Communicating Well As a Groupby Siobhan Soraghan
Accelerating group capability
Trust, along with shared cultural assumptions, is the strongest glue binding people together in groups!
Dialogue requires participants to reveal their vulnerabilities and uncertainties around issues, so a sense of safety and trust is essential and therefore needs to be built in the group. This is what happens over time in moving through the four stages described in Dialogue and the group journey.
To accelerate this safety-building, it is helpful at the outset to openly share some constructive assumptions that can be adopted collectively and to agree to some helpful attitudes and simple protocols. Investing in this foundation pays dividends: it enables situations (such as those below) to be addressed with greater maturity and rigour than would normally be the case, so giving any organisation using dialogue an edge over their competitors.
The following ground rules can help build trust more consciously and rapidly, accelerating the journey through the four phases, thus increasing the pace at which the group evolves. Each participant can be invited to
- Accept that your understanding of the topic/issue is incomplete
- Be curious – want to enrich your own map/model/understanding
- Say only what is true for you
- Speak only on what you know about
- Validate each person’s contribution – accept that in their world their views make complete sense
- Make clear links between previous speakers and what you are about to say
- Make your thinking transparent – share the assumptions you have made and the facts upon which you are basing your input
- Be honest if you don’t understand someone – and seek understanding until you get it
- Allow everyone the opportunity to contribute
- Contribute, even if you feel afraid to
- Avoid saying ‘no’ (negative and absolute)
- Avoid saying ‘but’ (makes what the other person has said wrong)
If you wish to make a man your enemy, tell him simply ‘you are wrong’. This method works every time.
- Ask open questions as much as possible – this gives the receiver more scope to tell you their truth and requires you to put aside whatever model you have forming in your mind, which might otherwise tempt you to ask closed questions
- Choose to have respect for and interest in each person, even if their role/job/view is not something you concur with – and even if you plain just don’t like them
- Make yourself and your thinking available to the group
- Release any temptation to orchestrate the dialogue
- Balance advocacy with enquiry – spend just as much time asking questions to understand as you do making your own thinking clear to others
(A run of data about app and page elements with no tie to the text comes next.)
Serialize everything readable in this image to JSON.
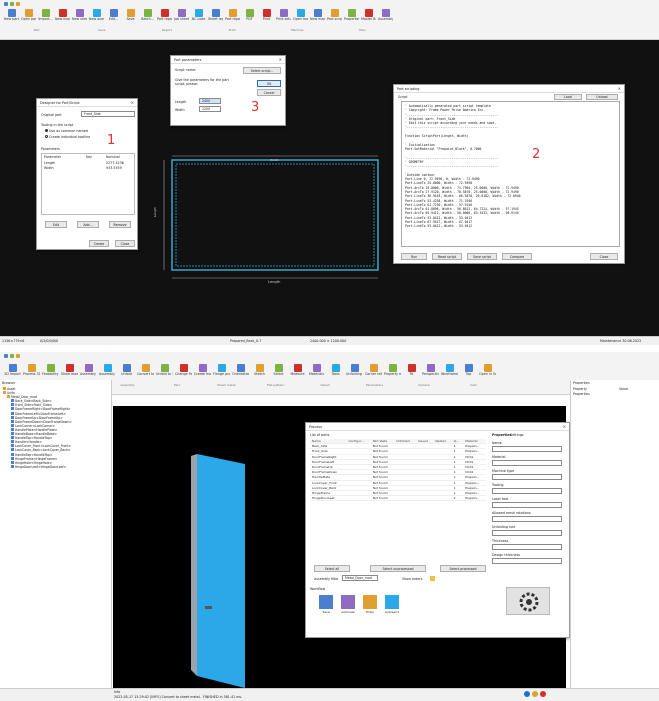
{
  "top": {
    "ribbon_buttons": [
      "New part...",
      "Open part...",
      "Import...",
      "New mod...",
      "New sheet...",
      "New asm...",
      "Edit...",
      "Save",
      "Batch...",
      "Part report",
      "Job sheet",
      "NC code",
      "Sheet report",
      "Part report",
      "PDF",
      "Print",
      "Print setup...",
      "Open machine...",
      "New machine...",
      "Part scripting...",
      "Properties...",
      "Master BendCam",
      "Assembly files..."
    ],
    "ribbon_groups": [
      "Part",
      "Save",
      "Report",
      "Print",
      "Machine",
      "Misc"
    ],
    "statusbar": {
      "left1": "1156×779×6",
      "left2": "0/2/0/0/0/0",
      "center": "Prepared_Back_0.7",
      "center2": "2400.000 × 1200.000",
      "right": "Maintenance 30.06.2023"
    },
    "viewport": {
      "dim_length": "Length",
      "dim_width": "Width",
      "dim_label": "Length"
    },
    "wizard": {
      "title": "Designer for Part/Script",
      "original_part_label": "Original part",
      "original_part_value": "Front_Side",
      "tooling_label": "Tooling in the script",
      "radio_1": "Use as common named",
      "radio_2": "Create individual toolline",
      "params_label": "Parameters",
      "col_param": "Parameter",
      "col_key": "Key",
      "col_nominal": "Nominal",
      "rows": [
        [
          "Length",
          "",
          "2277.4236"
        ],
        [
          "Width",
          "",
          "933.5559"
        ]
      ],
      "btn_edit": "Edit",
      "btn_add": "Add...",
      "btn_remove": "Remove",
      "btn_create": "Create",
      "btn_close": "Close",
      "marker": "1"
    },
    "params_dialog": {
      "title": "Part parameters",
      "script_name_label": "Script name:",
      "browse": "Select script...",
      "prompt": "Give the parameters for the part script, please:",
      "ok": "OK",
      "cancel": "Cancel",
      "length_label": "Length",
      "length_value": "2400",
      "width_label": "Width",
      "width_value": "1200",
      "marker": "3"
    },
    "script_dialog": {
      "title": "Part scripting",
      "script_label": "Script",
      "tab_load": "Load",
      "tab_save": "Unload",
      "lines": [
        "' Automatically generated part script template",
        "' Copyright: Frame Power Pulse America Inc.",
        "'-------------------------------------------------",
        "' Original part: Front_Side",
        "' Edit this script according your needs and save.",
        "'-------------------------------------------------",
        "",
        "Function ScriptPart(Length, Width)",
        "",
        "' Initialization",
        "Part.SetMaterial \"Prepaint_Black\", 0.7000",
        "",
        "'-------------------------------------------------",
        "' GEOMETRY",
        "'-------------------------------------------------",
        "",
        "'Outside contour",
        "Part.Line 0, 72.9490, 0, Width - 72.9490",
        "Part.LineTo 25.0000, Width - 72.9490",
        "Part.ArcTo 25.0000, Width - 71.7904, 25.0000, Width - 72.9490",
        "Part.ArcTo 27.9120, Width - 70.5870, 25.0000, Width - 72.9490",
        "Part.LineTo 36.9163, Width - 66.5870, 26.0182, Width - 72.0940",
        "Part.LineTo 53.4238, Width - 71.1946",
        "Part.LineTo 61.7230, Width - 57.9146",
        "Part.ArcTo 61.8096, Width - 56.8612, 64.7224, Width - 57.1945",
        "Part.ArcTo 65.9412, Width - 58.0000, 63.3413, Width - 58.9145",
        "Part.LineTo 53.0412, Width - 53.0412",
        "Part.LineTo 67.9417, Width - 67.0417",
        "Part.LineTo 53.0412, Width - 53.0412"
      ],
      "btn_run": "Run",
      "btn_readmore": "Read script",
      "btn_save": "Save script",
      "btn_compare": "Compare",
      "btn_close": "Close",
      "marker": "2"
    }
  },
  "bottom": {
    "ribbon_buttons": [
      "3D Import",
      "Process 3D",
      "Feasibility study",
      "Show assembly",
      "Assembly file",
      "Assembly filter",
      "Unfold",
      "Convert to sheet metal",
      "Unfold to 3D",
      "Change flat side",
      "Create from bend reliefs",
      "Flange profile",
      "Orientation",
      "Sketch",
      "Select",
      "Measure",
      "Materials",
      "Tools",
      "Unfolding rules",
      "Corner relief",
      "Property mapping",
      "Fit",
      "Perspective",
      "Wireframe",
      "Top",
      "Open in Solid Edge"
    ],
    "ribbon_groups": [
      "3D",
      "Process",
      "Assembly",
      "Part",
      "Sheet metal",
      "Flat pattern",
      "Select",
      "Parameters",
      "Camera",
      "CAD"
    ],
    "browser_title": "Browser",
    "tree": [
      "Asset",
      "Units",
      "Metal_Door_mod",
      "Back_Side<Back_Side>",
      "Front_Side<Front_Side>",
      "DoorFrameRight<DoorFrameRight>",
      "DoorFrameLeft<DoorFrameLeft>",
      "DoorFrameUp<DoorFrameUp>",
      "DoorFrameDown<DoorFrameDown>",
      "LockCorner<LockCorner>",
      "HandlePlate<HandlePlate>",
      "HandleBase<HandleBase>",
      "HandleTop<HandleTop>",
      "Handle<Handle>",
      "LockCover_Front<LockCover_Front>",
      "LockCover_Back<LockCover_Back>",
      "HandleTap<HandleTap>",
      "HingeFrame<HingeFrame>",
      "HingeHole<HingeHole>",
      "HingeDoorLeaf<HingeDoorLeaf>"
    ],
    "process": {
      "title": "Process",
      "list_label": "List of parts",
      "cols": [
        "Name",
        "Configur...",
        "Part state",
        "Unfolded",
        "Issued",
        "Nested",
        "Q...",
        "Material"
      ],
      "rows": [
        [
          "Back_Side",
          "",
          "Not found",
          "",
          "",
          "",
          "1",
          "Prepain..."
        ],
        [
          "Front_Side",
          "",
          "Not found",
          "",
          "",
          "",
          "1",
          "Prepain..."
        ],
        [
          "DoorFrameRight",
          "",
          "Not found",
          "",
          "",
          "",
          "1",
          "DC01"
        ],
        [
          "DoorFrameLeft",
          "",
          "Not found",
          "",
          "",
          "",
          "1",
          "DC01"
        ],
        [
          "DoorFrameUp",
          "",
          "Not found",
          "",
          "",
          "",
          "1",
          "DC01"
        ],
        [
          "DoorFrameDown",
          "",
          "Not found",
          "",
          "",
          "",
          "1",
          "DC01"
        ],
        [
          "HandlePlate",
          "",
          "Not found",
          "",
          "",
          "",
          "1",
          "Prepain..."
        ],
        [
          "LockCover_Front",
          "",
          "Not found",
          "",
          "",
          "",
          "1",
          "Prepain..."
        ],
        [
          "LockCover_Back",
          "",
          "Not found",
          "",
          "",
          "",
          "1",
          "Prepain..."
        ],
        [
          "HingeFrame",
          "",
          "Not found",
          "",
          "",
          "",
          "1",
          "Prepain..."
        ],
        [
          "HingeDoorLeaf",
          "",
          "Not found",
          "",
          "",
          "",
          "2",
          "Prepain..."
        ]
      ],
      "select_all": "Select all",
      "select_unprocessed": "Select unprocessed",
      "select_processed": "Select processed",
      "filter_label": "Assembly filter",
      "filter_value": "Metal_Door_mod",
      "show_orders": "Show orders",
      "workflow_label": "Workflow",
      "workflow_items": [
        "Save",
        "Autonest",
        "Order",
        "Autosend"
      ],
      "props_tab1": "Properties",
      "props_tab2": "Settings",
      "prop_fields": [
        "Name",
        "Material",
        "Machine type",
        "Tooling",
        "Laser tool",
        "Allowed mesh rotations",
        "Unfolding rule",
        "Thickness",
        "Design thickness"
      ]
    },
    "right_panel": {
      "title": "Properties",
      "col1": "Property",
      "col2": "Value",
      "row": "Properties"
    },
    "statusbar_line1": "Info",
    "statusbar_line2": "2023-05-17 13:29:02 [INFO] Convert to sheet metal - FINISHED in 581.41 ms."
  },
  "colors": {
    "red_marker": "#e0322c",
    "door_blue": "#2aa8e8",
    "accent": "#1e6fd0"
  }
}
- Have an intention to collaborate
- Have a genuine interest in and concern for both yourself and for others
- Be honest – and presume that others are being so
- Be OK with feeling vulnerable when your thoughts/ideas/contributions are challenged
- Expect unanticipated consequences (if that’s not a contradiction!)
- Expect it to take time – and make the time.
When the group is only meeting once for just a few sessions, it is unlikely to have the time to progress organically through the evolution of the four phases described in Dialogue and the group journey. In such cases, the techniques suggested below in conjunction with the ground rules can help in creating the discipline for suspension, deeper listening and full participation.
Everyone agrees to allow at least 30 seconds before responding to what has just been said. This gives people time to reflect and digest what has been said in more depth than normal. Listening improves, and with it the quality of response that is made.
A simple way of ensuring that everyone has their say, one at a time, is to use the American Indian approach of passing a talking stick. Whoever has the stick is allowed to talk – no-one else. And when the person who was speaking has finished, they can either pass it to someone else or place it in the centre, allowing anyone else to lift it. This slows down the pace and should enable everyone to have the opportunity to speak, should they so wish. It also means that the person with the stick can talk as long as they like. It is worth allowing this. The unpredictable nature of everyone’s contribution, both in duration and in content, is a feature of dialogue.
A facilitator who understands dialogue in depth (the phases and characteristics as expressed in the ground rules above, for example) can observe and offer valuable feedback to the group on their process and on the nature of the contributions, and so raise a group to a higher level of awareness. This awareness- building is part of the team maturation that carries it through the 4 stages. Furthermore, they can model the behaviours conducive to dialogue. Then, once a group has reached an effective level of dialogue capability, they can ease out of the process.